(Task instructions)
Below are some records; return each one exactly.

(Dataset rows for apps and sites)
------------------------------------

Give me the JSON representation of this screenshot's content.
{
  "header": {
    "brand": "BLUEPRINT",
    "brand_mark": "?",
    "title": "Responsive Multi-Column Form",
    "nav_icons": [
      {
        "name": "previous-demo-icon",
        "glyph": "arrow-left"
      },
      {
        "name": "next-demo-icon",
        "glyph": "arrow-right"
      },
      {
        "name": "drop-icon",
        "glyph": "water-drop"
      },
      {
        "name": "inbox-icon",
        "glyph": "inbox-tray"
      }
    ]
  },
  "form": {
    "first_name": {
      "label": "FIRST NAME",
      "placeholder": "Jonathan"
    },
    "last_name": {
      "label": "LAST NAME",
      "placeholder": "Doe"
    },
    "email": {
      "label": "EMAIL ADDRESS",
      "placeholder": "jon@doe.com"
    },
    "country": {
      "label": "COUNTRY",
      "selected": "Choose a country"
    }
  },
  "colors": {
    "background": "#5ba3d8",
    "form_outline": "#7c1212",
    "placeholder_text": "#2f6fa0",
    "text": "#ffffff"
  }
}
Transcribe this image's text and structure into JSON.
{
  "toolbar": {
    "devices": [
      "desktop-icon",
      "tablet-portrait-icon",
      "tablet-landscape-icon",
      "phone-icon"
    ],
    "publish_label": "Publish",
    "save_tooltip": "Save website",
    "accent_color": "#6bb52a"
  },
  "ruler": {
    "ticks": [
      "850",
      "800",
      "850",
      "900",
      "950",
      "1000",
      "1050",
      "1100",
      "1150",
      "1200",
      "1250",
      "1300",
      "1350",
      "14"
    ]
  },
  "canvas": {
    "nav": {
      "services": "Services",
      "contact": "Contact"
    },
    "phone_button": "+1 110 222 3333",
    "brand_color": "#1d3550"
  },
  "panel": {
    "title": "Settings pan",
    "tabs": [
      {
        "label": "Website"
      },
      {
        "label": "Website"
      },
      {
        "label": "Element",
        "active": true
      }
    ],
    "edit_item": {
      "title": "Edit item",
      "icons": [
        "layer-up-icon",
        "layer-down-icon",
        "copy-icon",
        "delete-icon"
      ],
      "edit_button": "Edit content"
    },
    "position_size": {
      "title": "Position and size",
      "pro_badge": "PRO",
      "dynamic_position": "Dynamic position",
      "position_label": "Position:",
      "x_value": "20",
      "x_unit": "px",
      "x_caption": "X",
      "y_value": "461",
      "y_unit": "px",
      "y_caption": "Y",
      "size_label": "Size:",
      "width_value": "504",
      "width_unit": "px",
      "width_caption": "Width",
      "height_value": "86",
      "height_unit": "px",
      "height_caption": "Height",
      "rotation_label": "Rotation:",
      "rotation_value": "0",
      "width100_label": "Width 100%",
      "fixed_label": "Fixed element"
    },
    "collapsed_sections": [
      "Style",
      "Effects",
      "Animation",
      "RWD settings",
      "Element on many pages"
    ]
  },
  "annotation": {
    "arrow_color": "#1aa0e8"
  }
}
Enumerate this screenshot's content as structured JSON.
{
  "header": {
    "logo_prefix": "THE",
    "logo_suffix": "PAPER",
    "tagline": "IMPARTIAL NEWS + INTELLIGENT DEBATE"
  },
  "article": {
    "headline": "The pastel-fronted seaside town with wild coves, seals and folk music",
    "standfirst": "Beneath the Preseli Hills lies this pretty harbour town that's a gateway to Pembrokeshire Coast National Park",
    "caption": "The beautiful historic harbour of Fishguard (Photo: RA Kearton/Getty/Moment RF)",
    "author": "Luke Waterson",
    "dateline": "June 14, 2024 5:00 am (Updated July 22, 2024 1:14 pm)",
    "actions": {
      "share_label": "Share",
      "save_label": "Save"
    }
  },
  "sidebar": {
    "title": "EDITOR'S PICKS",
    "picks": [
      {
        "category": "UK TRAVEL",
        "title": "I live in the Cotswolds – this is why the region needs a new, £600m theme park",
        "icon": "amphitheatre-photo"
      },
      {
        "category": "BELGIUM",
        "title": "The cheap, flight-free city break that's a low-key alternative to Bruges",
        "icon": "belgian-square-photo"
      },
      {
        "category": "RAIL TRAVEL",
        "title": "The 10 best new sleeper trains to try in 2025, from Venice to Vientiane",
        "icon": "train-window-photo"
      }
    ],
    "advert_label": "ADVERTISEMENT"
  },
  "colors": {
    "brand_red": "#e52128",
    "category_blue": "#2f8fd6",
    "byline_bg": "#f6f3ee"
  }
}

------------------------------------

(Task result)
Give me the JSON representation of this screenshot's content.
{
  "header": {
    "brand": "BLUEPRINT",
    "brand_mark": "?",
    "title": "Responsive Multi-Column Form",
    "nav_icons": [
      {
        "name": "previous-demo-icon",
        "glyph": "arrow-left"
      },
      {
        "name": "next-demo-icon",
        "glyph": "arrow-right"
      },
      {
        "name": "drop-icon",
        "glyph": "water-drop"
      },
      {
        "name": "inbox-icon",
        "glyph": "inbox-tray"
      }
    ]
  },
  "form": {
    "first_name": {
      "label": "FIRST NAME",
      "placeholder": "Jonathan"
    },
    "last_name": {
      "label": "LAST NAME",
      "placeholder": "Doe"
    },
    "email": {
      "label": "EMAIL ADDRESS",
      "placeholder": "jon@doe.com"
    },
    "country": {
      "label": "COUNTRY",
      "selected": "Choose a country"
    }
  },
  "colors": {
    "background": "#5ba3d8",
    "form_outline": "#7c1212",
    "placeholder_text": "#2f6fa0",
    "text": "#ffffff"
  }
}
Transcribe this image's text and structure into JSON.
{
  "toolbar": {
    "devices": [
      "desktop-icon",
      "tablet-portrait-icon",
      "tablet-landscape-icon",
      "phone-icon"
    ],
    "publish_label": "Publish",
    "save_tooltip": "Save website",
    "accent_color": "#6bb52a"
  },
  "ruler": {
    "ticks": [
      "850",
      "800",
      "850",
      "900",
      "950",
      "1000",
      "1050",
      "1100",
      "1150",
      "1200",
      "1250",
      "1300",
      "1350",
      "14"
    ]
  },
  "canvas": {
    "nav": {
      "services": "Services",
      "contact": "Contact"
    },
    "phone_button": "+1 110 222 3333",
    "brand_color": "#1d3550"
  },
  "panel": {
    "title": "Settings pan",
    "tabs": [
      {
        "label": "Website"
      },
      {
        "label": "Website"
      },
      {
        "label": "Element",
        "active": true
      }
    ],
    "edit_item": {
      "title": "Edit item",
      "icons": [
        "layer-up-icon",
        "layer-down-icon",
        "copy-icon",
        "delete-icon"
      ],
      "edit_button": "Edit content"
    },
    "position_size": {
      "title": "Position and size",
      "pro_badge": "PRO",
      "dynamic_position": "Dynamic position",
      "position_label": "Position:",
      "x_value": "20",
      "x_unit": "px",
      "x_caption": "X",
      "y_value": "461",
      "y_unit": "px",
      "y_caption": "Y",
      "size_label": "Size:",
      "width_value": "504",
      "width_unit": "px",
      "width_caption": "Width",
      "height_value": "86",
      "height_unit": "px",
      "height_caption": "Height",
      "rotation_label": "Rotation:",
      "rotation_value": "0",
      "width100_label": "Width 100%",
      "fixed_label": "Fixed element"
    },
    "collapsed_sections": [
      "Style",
      "Effects",
      "Animation",
      "RWD settings",
      "Element on many pages"
    ]
  },
  "annotation": {
    "arrow_color": "#1aa0e8"
  }
}
Enumerate this screenshot's content as structured JSON.
{
  "header": {
    "logo_prefix": "THE",
    "logo_suffix": "PAPER",
    "tagline": "IMPARTIAL NEWS + INTELLIGENT DEBATE"
  },
  "article": {
    "headline": "The pastel-fronted seaside town with wild coves, seals and folk music",
    "standfirst": "Beneath the Preseli Hills lies this pretty harbour town that's a gateway to Pembrokeshire Coast National Park",
    "caption": "The beautiful historic harbour of Fishguard (Photo: RA Kearton/Getty/Moment RF)",
    "author": "Luke Waterson",
    "dateline": "June 14, 2024 5:00 am (Updated July 22, 2024 1:14 pm)",
    "actions": {
      "share_label": "Share",
      "save_label": "Save"
    }
  },
  "sidebar": {
    "title": "EDITOR'S PICKS",
    "picks": [
      {
        "category": "UK TRAVEL",
        "title": "I live in the Cotswolds – this is why the region needs a new, £600m theme park",
        "icon": "amphitheatre-photo"
      },
      {
        "category": "BELGIUM",
        "title": "The cheap, flight-free city break that's a low-key alternative to Bruges",
        "icon": "belgian-square-photo"
      },
      {
        "category": "RAIL TRAVEL",
        "title": "The 10 best new sleeper trains to try in 2025, from Venice to Vientiane",
        "icon": "train-window-photo"
      }
    ],
    "advert_label": "ADVERTISEMENT"
  },
  "colors": {
    "brand_red": "#e52128",
    "category_blue": "#2f8fd6",
    "byline_bg": "#f6f3ee"
  }
}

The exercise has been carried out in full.